Entries taken from a collection
-*-*-
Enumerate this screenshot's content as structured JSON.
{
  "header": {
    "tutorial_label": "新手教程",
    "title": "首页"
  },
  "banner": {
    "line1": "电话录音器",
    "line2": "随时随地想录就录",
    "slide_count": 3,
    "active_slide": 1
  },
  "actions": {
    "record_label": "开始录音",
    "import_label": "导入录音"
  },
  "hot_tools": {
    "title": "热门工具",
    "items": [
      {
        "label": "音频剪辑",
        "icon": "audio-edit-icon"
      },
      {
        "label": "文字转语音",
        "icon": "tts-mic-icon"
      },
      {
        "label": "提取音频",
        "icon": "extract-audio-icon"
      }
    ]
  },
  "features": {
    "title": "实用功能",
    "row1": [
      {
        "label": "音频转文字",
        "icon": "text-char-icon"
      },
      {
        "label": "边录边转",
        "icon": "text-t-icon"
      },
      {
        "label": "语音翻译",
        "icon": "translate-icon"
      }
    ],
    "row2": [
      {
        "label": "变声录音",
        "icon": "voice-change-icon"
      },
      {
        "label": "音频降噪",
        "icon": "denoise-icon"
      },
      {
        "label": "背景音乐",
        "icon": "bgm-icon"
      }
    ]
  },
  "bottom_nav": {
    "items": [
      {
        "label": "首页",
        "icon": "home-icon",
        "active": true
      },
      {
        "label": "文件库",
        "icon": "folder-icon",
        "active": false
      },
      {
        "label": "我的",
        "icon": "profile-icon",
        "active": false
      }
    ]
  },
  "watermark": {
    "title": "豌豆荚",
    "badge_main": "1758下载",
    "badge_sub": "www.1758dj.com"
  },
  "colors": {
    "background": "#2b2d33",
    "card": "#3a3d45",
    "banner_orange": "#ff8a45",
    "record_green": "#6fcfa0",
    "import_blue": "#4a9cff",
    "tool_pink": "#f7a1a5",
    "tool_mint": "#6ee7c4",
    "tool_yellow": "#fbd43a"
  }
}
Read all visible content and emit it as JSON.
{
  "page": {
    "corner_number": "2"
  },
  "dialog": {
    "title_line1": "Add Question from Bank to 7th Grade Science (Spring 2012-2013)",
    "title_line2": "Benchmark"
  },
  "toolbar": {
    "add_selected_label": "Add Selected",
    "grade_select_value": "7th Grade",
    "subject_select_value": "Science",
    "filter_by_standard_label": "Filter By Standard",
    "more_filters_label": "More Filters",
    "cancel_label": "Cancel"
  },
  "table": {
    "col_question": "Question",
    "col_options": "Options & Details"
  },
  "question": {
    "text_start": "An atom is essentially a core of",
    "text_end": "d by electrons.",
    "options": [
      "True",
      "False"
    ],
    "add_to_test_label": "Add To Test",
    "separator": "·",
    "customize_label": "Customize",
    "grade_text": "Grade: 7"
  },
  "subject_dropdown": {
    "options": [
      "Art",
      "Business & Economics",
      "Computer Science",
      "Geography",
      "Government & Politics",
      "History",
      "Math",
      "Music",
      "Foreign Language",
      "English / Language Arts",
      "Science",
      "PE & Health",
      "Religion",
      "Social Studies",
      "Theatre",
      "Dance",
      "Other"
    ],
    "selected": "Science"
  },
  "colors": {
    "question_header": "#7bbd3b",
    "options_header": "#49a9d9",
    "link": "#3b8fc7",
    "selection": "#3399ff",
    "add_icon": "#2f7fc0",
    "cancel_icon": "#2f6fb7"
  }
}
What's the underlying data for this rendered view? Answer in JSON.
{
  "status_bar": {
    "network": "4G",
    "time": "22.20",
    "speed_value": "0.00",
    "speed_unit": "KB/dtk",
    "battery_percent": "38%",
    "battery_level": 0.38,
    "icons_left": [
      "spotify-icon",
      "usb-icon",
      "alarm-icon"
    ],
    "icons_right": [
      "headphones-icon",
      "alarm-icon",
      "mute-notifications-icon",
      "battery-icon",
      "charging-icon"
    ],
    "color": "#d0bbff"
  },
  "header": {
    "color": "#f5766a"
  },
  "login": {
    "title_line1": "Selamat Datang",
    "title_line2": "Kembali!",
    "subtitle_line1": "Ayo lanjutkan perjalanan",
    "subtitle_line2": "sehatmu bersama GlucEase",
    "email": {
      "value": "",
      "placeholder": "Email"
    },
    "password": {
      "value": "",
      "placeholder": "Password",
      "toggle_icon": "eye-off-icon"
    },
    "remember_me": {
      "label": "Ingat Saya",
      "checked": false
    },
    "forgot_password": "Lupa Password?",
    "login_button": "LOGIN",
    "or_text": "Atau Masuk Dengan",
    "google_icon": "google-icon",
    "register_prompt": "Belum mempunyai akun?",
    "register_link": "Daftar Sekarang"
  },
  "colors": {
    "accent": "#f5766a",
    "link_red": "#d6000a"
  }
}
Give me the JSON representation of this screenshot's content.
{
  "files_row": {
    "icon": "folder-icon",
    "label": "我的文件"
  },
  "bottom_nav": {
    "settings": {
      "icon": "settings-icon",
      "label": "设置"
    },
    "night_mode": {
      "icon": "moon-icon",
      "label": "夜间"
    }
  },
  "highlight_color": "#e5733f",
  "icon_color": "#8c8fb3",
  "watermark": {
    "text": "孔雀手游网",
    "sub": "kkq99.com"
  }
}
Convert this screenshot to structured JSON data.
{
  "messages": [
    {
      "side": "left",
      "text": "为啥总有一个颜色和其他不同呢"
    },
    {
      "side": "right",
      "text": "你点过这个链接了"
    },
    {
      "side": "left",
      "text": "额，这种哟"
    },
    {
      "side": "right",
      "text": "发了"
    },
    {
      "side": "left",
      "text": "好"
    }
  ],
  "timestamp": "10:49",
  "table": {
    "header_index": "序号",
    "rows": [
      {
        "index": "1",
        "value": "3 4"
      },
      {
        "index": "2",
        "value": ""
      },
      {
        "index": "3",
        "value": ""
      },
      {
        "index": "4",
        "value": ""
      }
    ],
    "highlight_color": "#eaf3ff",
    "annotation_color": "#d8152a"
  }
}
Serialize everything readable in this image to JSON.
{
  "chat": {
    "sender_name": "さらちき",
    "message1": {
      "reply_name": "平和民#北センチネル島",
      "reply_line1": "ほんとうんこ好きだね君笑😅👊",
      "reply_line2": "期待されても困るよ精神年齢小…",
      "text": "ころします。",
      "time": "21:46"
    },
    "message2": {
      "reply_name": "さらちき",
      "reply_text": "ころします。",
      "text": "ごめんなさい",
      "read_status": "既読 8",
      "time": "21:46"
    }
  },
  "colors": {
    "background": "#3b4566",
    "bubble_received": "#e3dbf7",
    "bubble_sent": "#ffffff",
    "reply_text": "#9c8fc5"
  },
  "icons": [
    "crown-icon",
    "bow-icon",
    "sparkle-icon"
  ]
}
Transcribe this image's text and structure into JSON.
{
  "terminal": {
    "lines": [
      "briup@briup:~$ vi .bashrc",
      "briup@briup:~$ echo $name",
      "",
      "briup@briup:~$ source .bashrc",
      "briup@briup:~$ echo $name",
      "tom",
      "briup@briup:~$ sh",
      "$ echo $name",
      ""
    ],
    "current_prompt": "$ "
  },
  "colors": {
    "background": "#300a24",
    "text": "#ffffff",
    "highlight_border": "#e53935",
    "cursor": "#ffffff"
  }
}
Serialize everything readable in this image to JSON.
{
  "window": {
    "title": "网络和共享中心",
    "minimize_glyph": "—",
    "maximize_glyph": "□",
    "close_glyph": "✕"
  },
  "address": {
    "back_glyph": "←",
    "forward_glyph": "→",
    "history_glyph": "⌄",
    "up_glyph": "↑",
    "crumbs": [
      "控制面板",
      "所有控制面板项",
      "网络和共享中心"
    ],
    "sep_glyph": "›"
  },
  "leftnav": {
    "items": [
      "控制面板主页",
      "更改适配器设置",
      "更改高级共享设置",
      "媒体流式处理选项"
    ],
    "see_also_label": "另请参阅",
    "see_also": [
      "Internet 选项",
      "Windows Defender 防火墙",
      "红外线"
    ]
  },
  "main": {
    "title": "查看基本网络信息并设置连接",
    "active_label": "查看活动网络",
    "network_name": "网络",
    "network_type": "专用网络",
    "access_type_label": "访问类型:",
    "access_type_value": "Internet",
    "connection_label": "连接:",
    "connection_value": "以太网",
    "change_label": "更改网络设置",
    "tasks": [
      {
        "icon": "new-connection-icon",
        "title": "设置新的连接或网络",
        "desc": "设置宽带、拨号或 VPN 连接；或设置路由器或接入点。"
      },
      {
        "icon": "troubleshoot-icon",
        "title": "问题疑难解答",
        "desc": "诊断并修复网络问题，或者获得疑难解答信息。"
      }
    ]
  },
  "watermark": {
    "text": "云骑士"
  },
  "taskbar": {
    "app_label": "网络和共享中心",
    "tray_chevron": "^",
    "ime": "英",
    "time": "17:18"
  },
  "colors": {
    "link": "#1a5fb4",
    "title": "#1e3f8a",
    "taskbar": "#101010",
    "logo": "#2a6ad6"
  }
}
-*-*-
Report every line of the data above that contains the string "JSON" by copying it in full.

Enumerate this screenshot's content as structured JSON.
Read all visible content and emit it as JSON.
What's the underlying data for this rendered view? Answer in JSON.
Give me the JSON representation of this screenshot's content.
Convert this screenshot to structured JSON data.
Serialize everything readable in this image to JSON.
Transcribe this image's text and structure into JSON.
Serialize everything readable in this image to JSON.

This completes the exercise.